-- TASK OBJECTIVE --
From the data below, give the number of lines holding the word "this", with nothing else added.

------------------------------------

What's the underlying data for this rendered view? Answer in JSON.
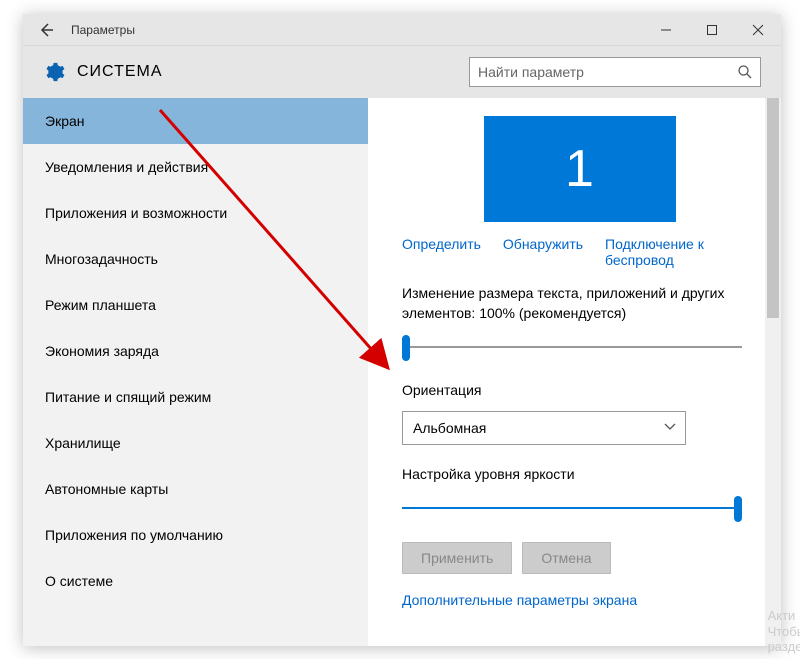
{
  "window": {
    "title": "Параметры"
  },
  "header": {
    "section": "СИСТЕМА",
    "search_placeholder": "Найти параметр"
  },
  "sidebar": {
    "items": [
      "Экран",
      "Уведомления и действия",
      "Приложения и возможности",
      "Многозадачность",
      "Режим планшета",
      "Экономия заряда",
      "Питание и спящий режим",
      "Хранилище",
      "Автономные карты",
      "Приложения по умолчанию",
      "О системе"
    ],
    "selected_index": 0
  },
  "display": {
    "monitor_id": "1",
    "links": {
      "identify": "Определить",
      "detect": "Обнаружить",
      "wireless": "Подключение к беспровод"
    },
    "scale_label": "Изменение размера текста, приложений и других элементов: 100% (рекомендуется)",
    "scale_percent": 0,
    "orientation_label": "Ориентация",
    "orientation_value": "Альбомная",
    "brightness_label": "Настройка уровня яркости",
    "brightness_percent": 100,
    "apply_btn": "Применить",
    "cancel_btn": "Отмена",
    "advanced_link": "Дополнительные параметры экрана"
  },
  "activation": {
    "line1": "Акти",
    "line2": "Чтобь",
    "line3": "разде."
  }
}
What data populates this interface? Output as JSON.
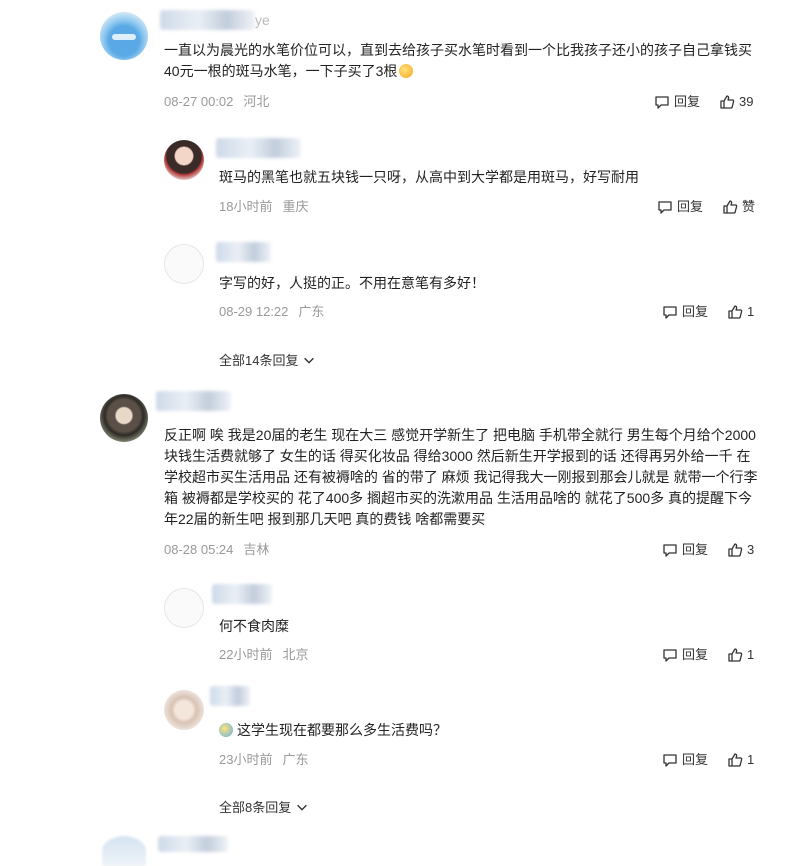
{
  "actions": {
    "reply": "回复",
    "like": "赞"
  },
  "comments": [
    {
      "text": "一直以为晨光的水笔价位可以，直到去给孩子买水笔时看到一个比我孩子还小的孩子自己拿钱买40元一根的斑马水笔，一下子买了3根",
      "time": "08-27 00:02",
      "location": "河北",
      "likes": "39",
      "replies": [
        {
          "text": "斑马的黑笔也就五块钱一只呀，从高中到大学都是用斑马，好写耐用",
          "time": "18小时前",
          "location": "重庆",
          "likes": "赞"
        },
        {
          "text": "字写的好，人挺的正。不用在意笔有多好！",
          "time": "08-29 12:22",
          "location": "广东",
          "likes": "1"
        }
      ],
      "more_replies": "全部14条回复"
    },
    {
      "text": "反正啊 唉 我是20届的老生 现在大三 感觉开学新生了 把电脑 手机带全就行 男生每个月给个2000块钱生活费就够了 女生的话 得买化妆品 得给3000 然后新生开学报到的话 还得再另外给一千 在学校超市买生活用品 还有被褥啥的 省的带了 麻烦 我记得我大一刚报到那会儿就是 就带一个行李箱 被褥都是学校买的 花了400多 搁超市买的洗漱用品 生活用品啥的 就花了500多 真的提醒下今年22届的新生吧 报到那几天吧 真的费钱 啥都需要买",
      "time": "08-28 05:24",
      "location": "吉林",
      "likes": "3",
      "replies": [
        {
          "text": "何不食肉糜",
          "time": "22小时前",
          "location": "北京",
          "likes": "1"
        },
        {
          "text": "这学生现在都要那么多生活费吗？",
          "time": "23小时前",
          "location": "广东",
          "likes": "1"
        }
      ],
      "more_replies": "全部8条回复"
    }
  ],
  "partial_username_suffix": "ye"
}
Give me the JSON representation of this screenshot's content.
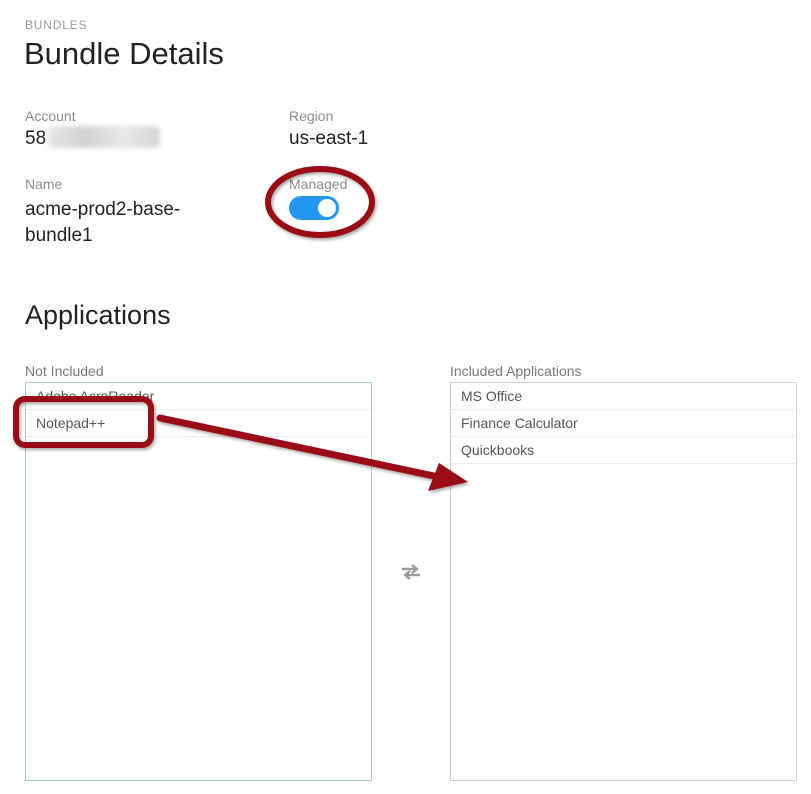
{
  "header": {
    "eyebrow": "BUNDLES",
    "title": "Bundle Details"
  },
  "details": {
    "account_label": "Account",
    "account_value": "58",
    "region_label": "Region",
    "region_value": "us-east-1",
    "name_label": "Name",
    "name_line1": "acme-prod2-base-",
    "name_line2": "bundle1",
    "managed_label": "Managed",
    "managed_on": true
  },
  "applications": {
    "title": "Applications",
    "not_included_label": "Not Included",
    "not_included": [
      {
        "label": "Adobe AcroReader"
      },
      {
        "label": "Notepad++"
      }
    ],
    "included_label": "Included Applications",
    "included": [
      {
        "label": "MS Office"
      },
      {
        "label": "Finance Calculator"
      },
      {
        "label": "Quickbooks"
      }
    ]
  },
  "icons": {
    "transfer": "swap-arrows-icon",
    "toggle": "toggle-switch"
  },
  "colors": {
    "toggle_on": "#2196f3",
    "annotation": "#9b0f14",
    "list_focus_border": "#9fc8ea"
  }
}
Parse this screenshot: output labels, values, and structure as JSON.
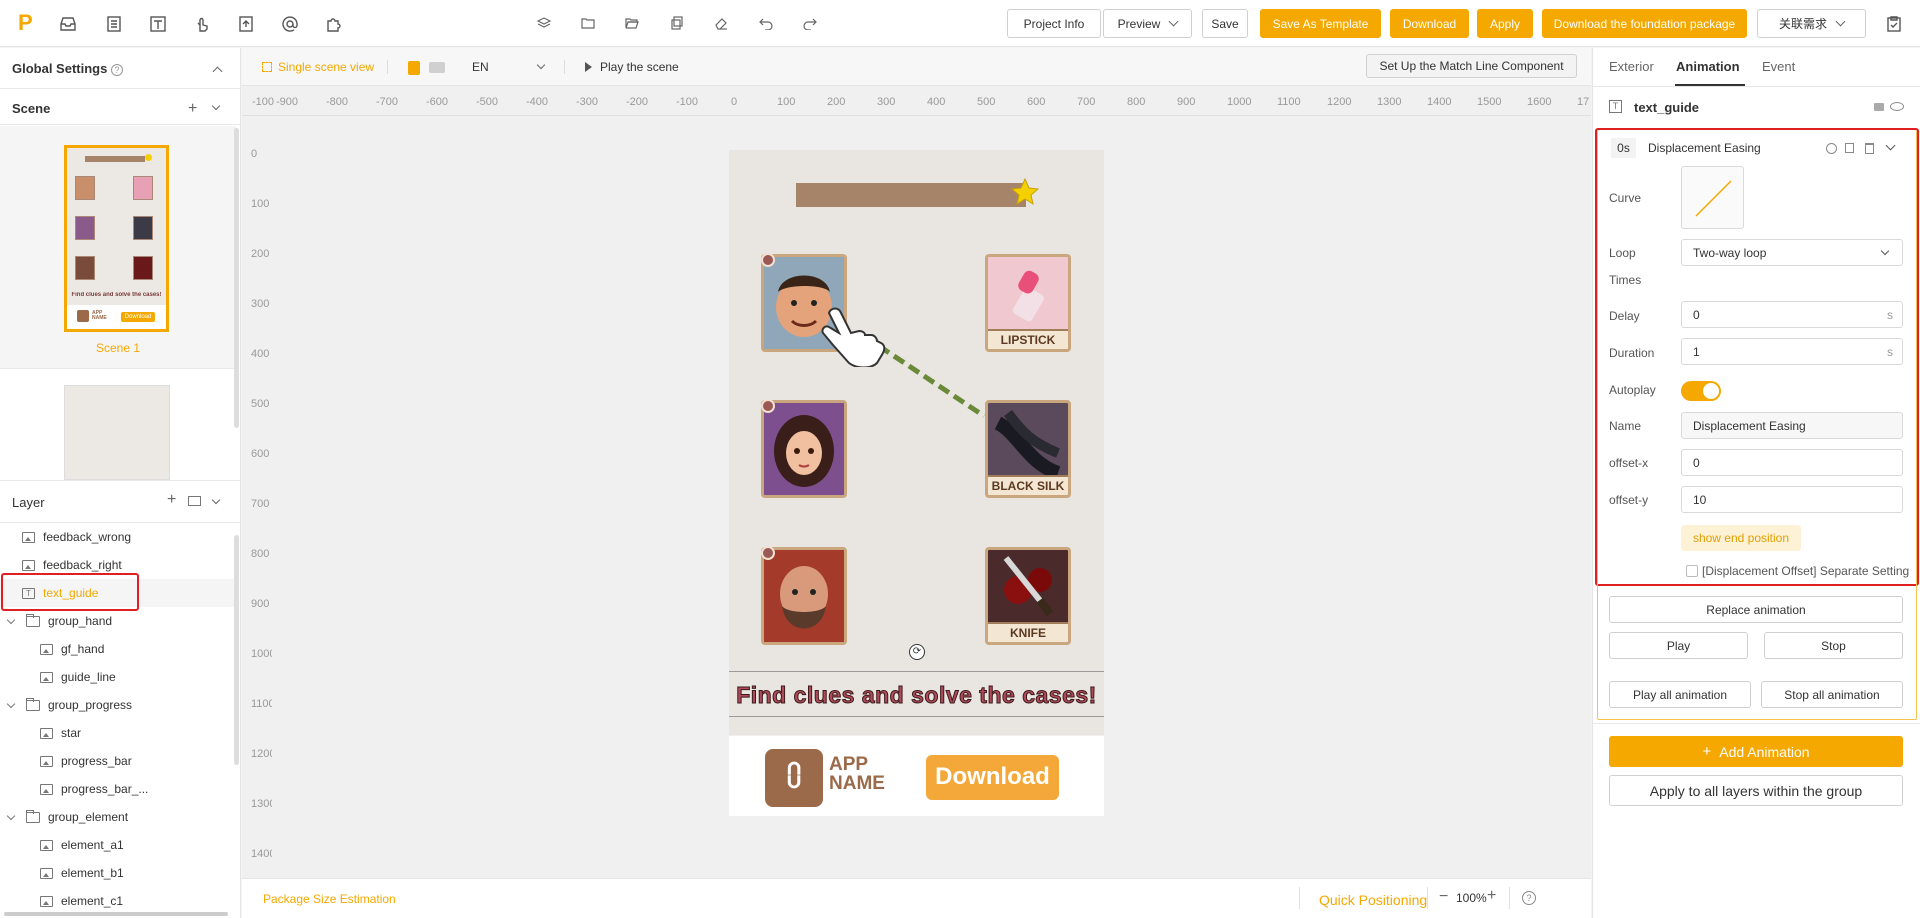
{
  "topbar": {
    "logo": "P",
    "project_info": "Project Info",
    "preview": "Preview",
    "save": "Save",
    "save_template": "Save As Template",
    "download": "Download",
    "apply": "Apply",
    "download_foundation": "Download the foundation package",
    "related": "关联需求"
  },
  "left": {
    "global_settings": "Global Settings",
    "scene_title": "Scene",
    "scene1_label": "Scene 1",
    "layer_title": "Layer",
    "layers": [
      {
        "label": "feedback_wrong"
      },
      {
        "label": "feedback_right"
      },
      {
        "label": "text_guide"
      },
      {
        "label": "group_hand"
      },
      {
        "label": "gf_hand"
      },
      {
        "label": "guide_line"
      },
      {
        "label": "group_progress"
      },
      {
        "label": "star"
      },
      {
        "label": "progress_bar"
      },
      {
        "label": "progress_bar_..."
      },
      {
        "label": "group_element"
      },
      {
        "label": "element_a1"
      },
      {
        "label": "element_b1"
      },
      {
        "label": "element_c1"
      }
    ]
  },
  "canvas": {
    "single_scene_view": "Single scene view",
    "lang": "EN",
    "play_scene": "Play the scene",
    "match_line_btn": "Set Up the Match Line Component",
    "h_ticks": [
      "-100",
      "-900",
      "-800",
      "-700",
      "-600",
      "-500",
      "-400",
      "-300",
      "-200",
      "-100",
      "0",
      "100",
      "200",
      "300",
      "400",
      "500",
      "600",
      "700",
      "800",
      "900",
      "1000",
      "1100",
      "1200",
      "1300",
      "1400",
      "1500",
      "1600",
      "17"
    ],
    "v_ticks": [
      "0",
      "100",
      "200",
      "300",
      "400",
      "500",
      "600",
      "700",
      "800",
      "900",
      "1000",
      "1100",
      "1200",
      "1300",
      "1400"
    ],
    "cards": {
      "lipstick": "LIPSTICK",
      "black_silk": "BLACK SILK",
      "knife": "KNIFE"
    },
    "guide_text": "Find clues and solve the cases!",
    "app_name_line1": "APP",
    "app_name_line2": "NAME",
    "download_cta": "Download",
    "thumb_text": "Find clues and solve the cases!",
    "thumb_app": "APP NAME",
    "thumb_dl": "Download"
  },
  "bottom": {
    "package_size": "Package Size Estimation",
    "quick_positioning": "Quick Positioning",
    "zoom": "100%"
  },
  "right": {
    "tabs": [
      "Exterior",
      "Animation",
      "Event"
    ],
    "layer_name": "text_guide",
    "anim_time": "0s",
    "anim_title": "Displacement Easing",
    "curve_label": "Curve",
    "loop_label": "Loop",
    "loop_value": "Two-way loop",
    "times_label": "Times",
    "delay_label": "Delay",
    "delay_value": "0",
    "delay_unit": "s",
    "duration_label": "Duration",
    "duration_value": "1",
    "duration_unit": "s",
    "autoplay_label": "Autoplay",
    "autoplay_on": true,
    "name_label": "Name",
    "name_value": "Displacement Easing",
    "offx_label": "offset-x",
    "offx_value": "0",
    "offy_label": "offset-y",
    "offy_value": "10",
    "show_end": "show end position",
    "separate_setting": "[Displacement Offset] Separate Setting",
    "replace": "Replace animation",
    "play": "Play",
    "stop": "Stop",
    "play_all": "Play all animation",
    "stop_all": "Stop all animation",
    "add_animation": "Add Animation",
    "apply_group": "Apply to all layers within the group"
  },
  "colors": {
    "accent": "#f5a800",
    "highlight": "#e02020"
  }
}
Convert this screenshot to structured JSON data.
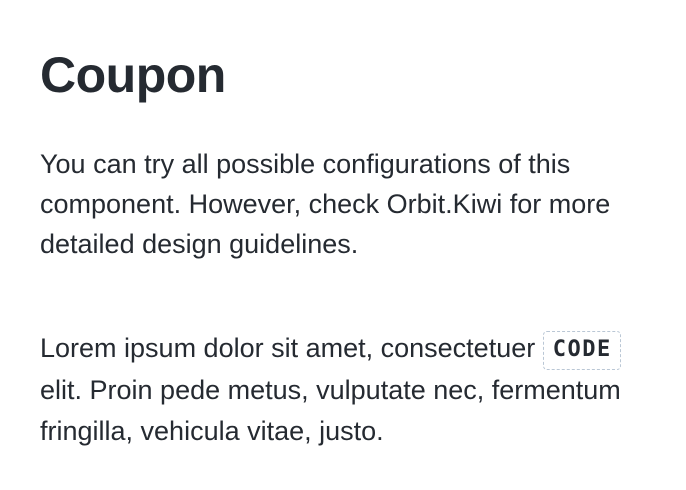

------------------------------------

-- RESPONSE --
5